From the records below, give the number of lines that include the word "date". Add no other words.
- Opening Delimiter -
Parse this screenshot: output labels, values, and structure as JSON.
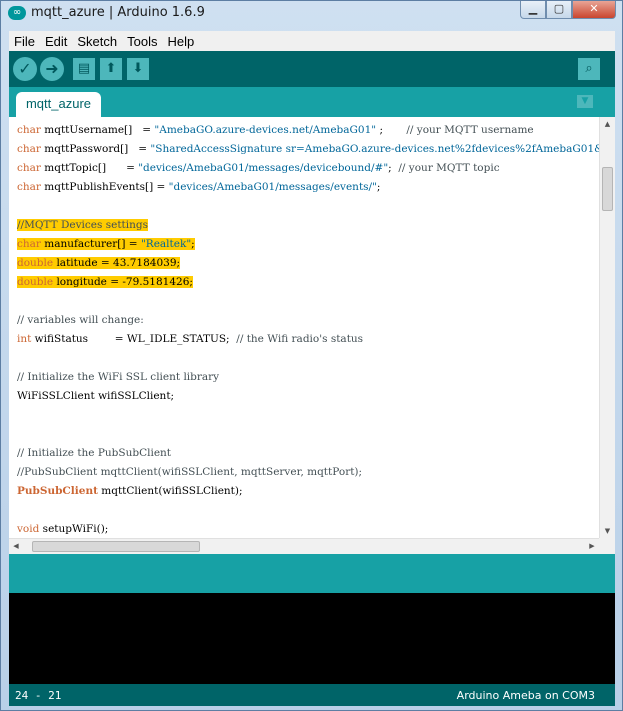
{
  "window": {
    "title": "mqtt_azure | Arduino 1.6.9",
    "icon": "arduino-logo-icon",
    "buttons": {
      "minimize": "▁",
      "maximize": "▢",
      "close": "✕"
    }
  },
  "menu": [
    "File",
    "Edit",
    "Sketch",
    "Tools",
    "Help"
  ],
  "toolbar": {
    "verify_icon": "✓",
    "upload_icon": "➜",
    "new_icon": "▤",
    "open_icon": "⬆",
    "save_icon": "⬇",
    "serial_monitor_icon": "⌕"
  },
  "tabs": [
    {
      "label": "mqtt_azure",
      "active": true
    }
  ],
  "tab_menu_icon": "▼",
  "colors": {
    "toolbar": "#006468",
    "tabbar": "#17a1a5",
    "highlight": "#ffcc00",
    "keyword": "#cc6633",
    "string": "#006699"
  },
  "code": {
    "lines": [
      [
        {
          "t": "char",
          "c": "kw"
        },
        {
          "t": " mqttUsername[]   = "
        },
        {
          "t": "\"AmebaGO.azure-devices.net/AmebaG01\"",
          "c": "str"
        },
        {
          "t": " ;       "
        },
        {
          "t": "// your MQTT username",
          "c": "cm"
        }
      ],
      [
        {
          "t": "char",
          "c": "kw"
        },
        {
          "t": " mqttPassword[]   = "
        },
        {
          "t": "\"SharedAccessSignature sr=AmebaGO.azure-devices.net%2fdevices%2fAmebaG01&",
          "c": "str"
        }
      ],
      [
        {
          "t": "char",
          "c": "kw"
        },
        {
          "t": " mqttTopic[]      = "
        },
        {
          "t": "\"devices/AmebaG01/messages/devicebound/#\"",
          "c": "str"
        },
        {
          "t": ";  "
        },
        {
          "t": "// your MQTT topic",
          "c": "cm"
        }
      ],
      [
        {
          "t": "char",
          "c": "kw"
        },
        {
          "t": " mqttPublishEvents[] = "
        },
        {
          "t": "\"devices/AmebaG01/messages/events/\"",
          "c": "str"
        },
        {
          "t": ";"
        }
      ],
      [],
      [
        {
          "t": "//MQTT Devices settings",
          "c": "cm",
          "h": 1
        }
      ],
      [
        {
          "t": "char",
          "c": "kw",
          "h": 1
        },
        {
          "t": " manufacturer[] = ",
          "h": 1
        },
        {
          "t": "\"Realtek\"",
          "c": "str",
          "h": 1
        },
        {
          "t": ";",
          "h": 1
        }
      ],
      [
        {
          "t": "double",
          "c": "kw",
          "h": 1
        },
        {
          "t": " latitude = 43.7184039;",
          "h": 1
        }
      ],
      [
        {
          "t": "double",
          "c": "kw",
          "h": 1
        },
        {
          "t": " longitude = -79.5181426;",
          "h": 1
        }
      ],
      [],
      [
        {
          "t": "// variables will change:",
          "c": "cm"
        }
      ],
      [
        {
          "t": "int",
          "c": "kw"
        },
        {
          "t": " wifiStatus        = WL_IDLE_STATUS;  "
        },
        {
          "t": "// the Wifi radio's status",
          "c": "cm"
        }
      ],
      [],
      [
        {
          "t": "// Initialize the WiFi SSL client library",
          "c": "cm"
        }
      ],
      [
        {
          "t": "WiFiSSLClient wifiSSLClient;"
        }
      ],
      [],
      [],
      [
        {
          "t": "// Initialize the PubSubClient",
          "c": "cm"
        }
      ],
      [
        {
          "t": "//PubSubClient mqttClient(wifiSSLClient, mqttServer, mqttPort);",
          "c": "cm"
        }
      ],
      [
        {
          "t": "PubSubClient",
          "c": "cls"
        },
        {
          "t": " mqttClient(wifiSSLClient);"
        }
      ],
      [],
      [
        {
          "t": "void",
          "c": "kw"
        },
        {
          "t": " setupWiFi();"
        }
      ]
    ]
  },
  "scroll": {
    "up_icon": "▲",
    "down_icon": "▼",
    "left_icon": "◀",
    "right_icon": "▶"
  },
  "status": {
    "line_col": "24 - 21",
    "board": "Arduino Ameba on COM3"
  }
}
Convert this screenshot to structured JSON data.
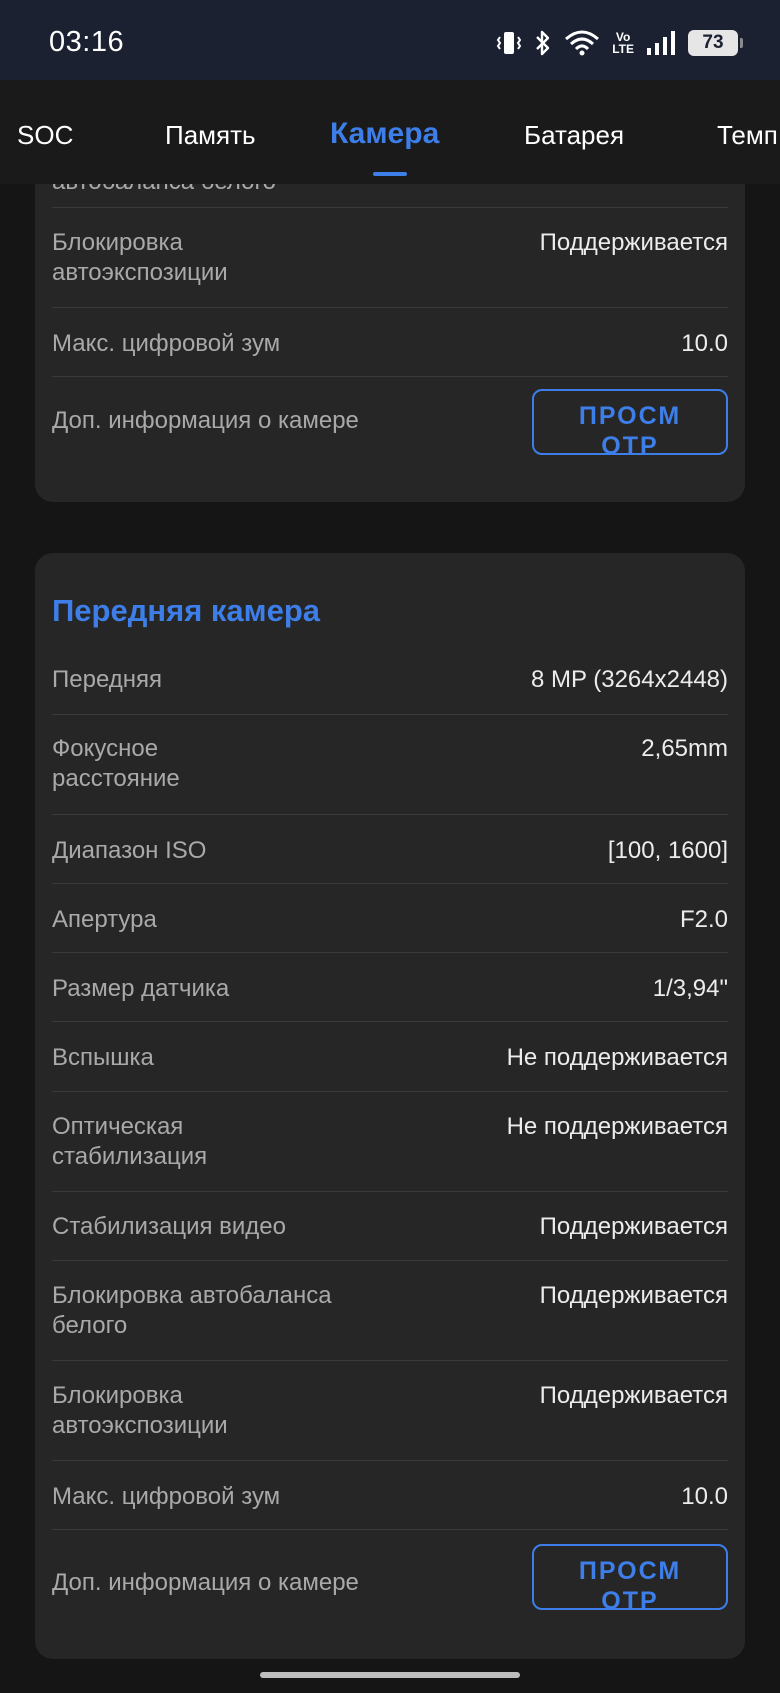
{
  "status_bar": {
    "time": "03:16",
    "volte_top": "Vo",
    "volte_bottom": "LTE",
    "battery": "73",
    "icons": [
      "vibrate-icon",
      "bluetooth-icon",
      "wifi-icon",
      "volte-icon",
      "signal-icon",
      "battery-icon"
    ]
  },
  "tabs": [
    {
      "label": "SOC"
    },
    {
      "label": "Память"
    },
    {
      "label": "Камера",
      "active": true
    },
    {
      "label": "Батарея"
    },
    {
      "label": "Темп"
    }
  ],
  "rear_camera_tail": {
    "rows": [
      {
        "label": "автобаланса белого",
        "value": ""
      },
      {
        "label": "Блокировка автоэкспозиции",
        "value": "Поддерживается"
      },
      {
        "label": "Макс. цифровой зум",
        "value": "10.0"
      },
      {
        "label": "Доп. информация о камере",
        "button": "ПРОСМОТР"
      }
    ]
  },
  "front_camera": {
    "title": "Передняя камера",
    "rows": [
      {
        "label": "Передняя",
        "value": "8 MP (3264x2448)"
      },
      {
        "label": "Фокусное расстояние",
        "value": "2,65mm"
      },
      {
        "label": "Диапазон ISO",
        "value": "[100, 1600]"
      },
      {
        "label": "Апертура",
        "value": "F2.0"
      },
      {
        "label": "Размер датчика",
        "value": "1/3,94\""
      },
      {
        "label": "Вспышка",
        "value": "Не поддерживается"
      },
      {
        "label": "Оптическая стабилизация",
        "value": "Не поддерживается"
      },
      {
        "label": "Стабилизация видео",
        "value": "Поддерживается"
      },
      {
        "label": "Блокировка автобаланса белого",
        "value": "Поддерживается"
      },
      {
        "label": "Блокировка автоэкспозиции",
        "value": "Поддерживается"
      },
      {
        "label": "Макс. цифровой зум",
        "value": "10.0"
      },
      {
        "label": "Доп. информация о камере",
        "button": "ПРОСМОТР"
      }
    ]
  },
  "colors": {
    "accent": "#3d7ee8",
    "status_bar_bg": "#1b2130",
    "card_bg": "#262626",
    "page_bg": "#151515"
  }
}
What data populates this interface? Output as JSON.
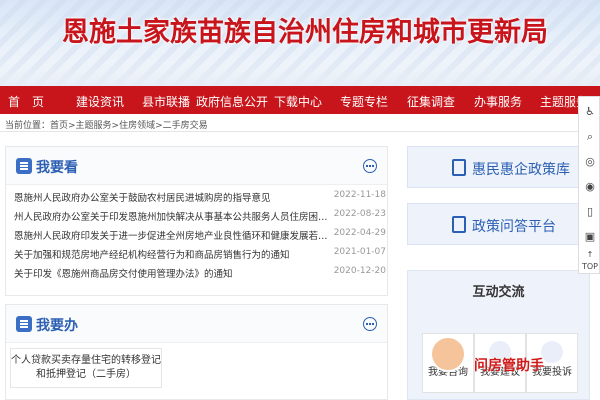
{
  "header": {
    "site_title": "恩施土家族苗族自治州住房和城市更新局"
  },
  "nav": {
    "items": [
      "首　页",
      "建设资讯",
      "县市联播",
      "政府信息公开",
      "下载中心",
      "专题专栏",
      "征集调查",
      "办事服务",
      "主题服务"
    ]
  },
  "breadcrumb": {
    "prefix": "当前位置：",
    "path": "首页>主题服务>住房领域>二手房交易"
  },
  "want_to_see": {
    "title": "我要看",
    "items": [
      {
        "title": "恩施州人民政府办公室关于鼓励农村居民进城购房的指导意见",
        "date": "2022-11-18"
      },
      {
        "title": "州人民政府办公室关于印发恩施州加快解决从事基本公共服务人员住房困难问题实施方案的通知",
        "date": "2022-08-23"
      },
      {
        "title": "恩施州人民政府印发关于进一步促进全州房地产业良性循环和健康发展若干措施的通知",
        "date": "2022-04-29"
      },
      {
        "title": "关于加强和规范房地产经纪机构经营行为和商品房销售行为的通知",
        "date": "2021-01-07"
      },
      {
        "title": "关于印发《恩施州商品房交付使用管理办法》的通知",
        "date": "2020-12-20"
      }
    ]
  },
  "want_to_do": {
    "title": "我要办",
    "service_card": "个人贷款买卖存量住宅的转移登记和抵押登记（二手房）"
  },
  "right": {
    "policy_lib": "惠民惠企政策库",
    "policy_qa": "政策问答平台",
    "interaction": {
      "title": "互动交流",
      "items": [
        "我要咨询",
        "我要建议",
        "我要投诉"
      ]
    },
    "assistant_label": "问房管助手"
  },
  "float_bar": {
    "icons": [
      "accessibility-icon",
      "search-icon",
      "wechat-icon",
      "weibo-icon",
      "mobile-icon",
      "app-icon",
      "top-icon"
    ],
    "top_label": "TOP"
  },
  "colors": {
    "brand_red": "#c8141b",
    "accent_blue": "#2b5fb3"
  }
}
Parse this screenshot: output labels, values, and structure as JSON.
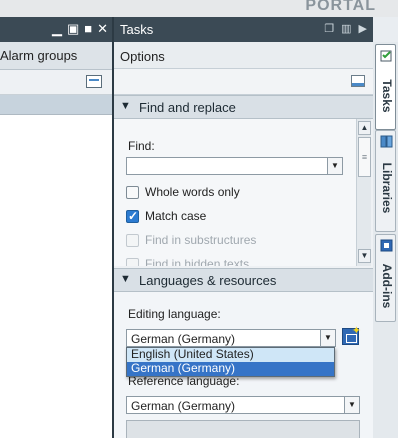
{
  "header": {
    "brand": "PORTAL"
  },
  "left_panel": {
    "window_buttons": [
      "minimize",
      "restore",
      "maximize",
      "close"
    ],
    "tab_label": "Alarm groups"
  },
  "tasks_panel": {
    "title": "Tasks",
    "options_label": "Options",
    "find_replace": {
      "title": "Find and replace",
      "find_label": "Find:",
      "find_value": "",
      "checkboxes": [
        {
          "label": "Whole words only",
          "checked": false,
          "enabled": true
        },
        {
          "label": "Match case",
          "checked": true,
          "enabled": true
        },
        {
          "label": "Find in substructures",
          "checked": false,
          "enabled": false
        },
        {
          "label": "Find in hidden texts",
          "checked": false,
          "enabled": false
        }
      ]
    },
    "languages": {
      "title": "Languages & resources",
      "editing_label": "Editing language:",
      "editing_value": "German (Germany)",
      "dropdown_options": [
        "English (United States)",
        "German (Germany)"
      ],
      "selected_option": "German (Germany)",
      "reference_label": "Reference language:",
      "reference_value": "German (Germany)"
    }
  },
  "side_tabs": [
    {
      "label": "Tasks",
      "active": true
    },
    {
      "label": "Libraries",
      "active": false
    },
    {
      "label": "Add-ins",
      "active": false
    }
  ],
  "colors": {
    "titlebar": "#3b4a55",
    "accent": "#3674c7",
    "checkbox_on": "#2c7bd1"
  }
}
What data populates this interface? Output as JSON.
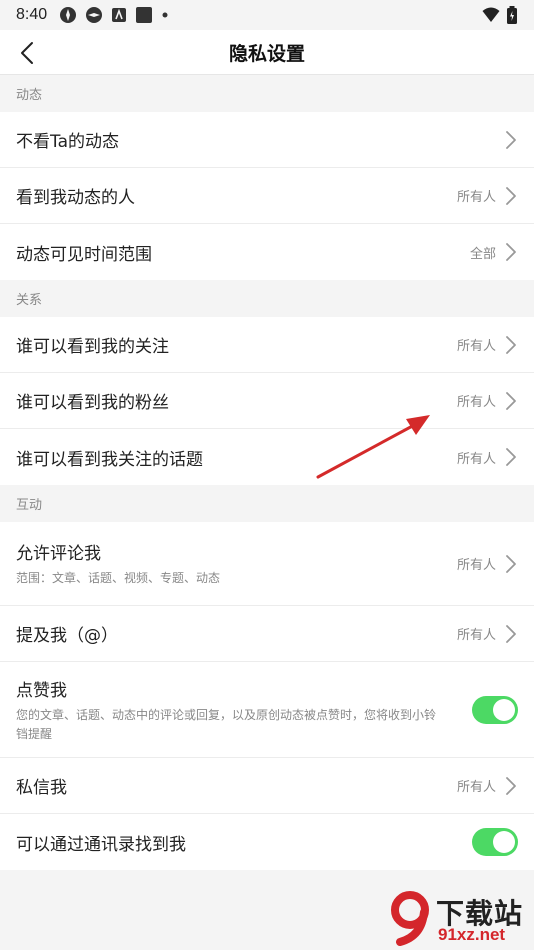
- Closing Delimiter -
ANSWER FOR THE TASK –
5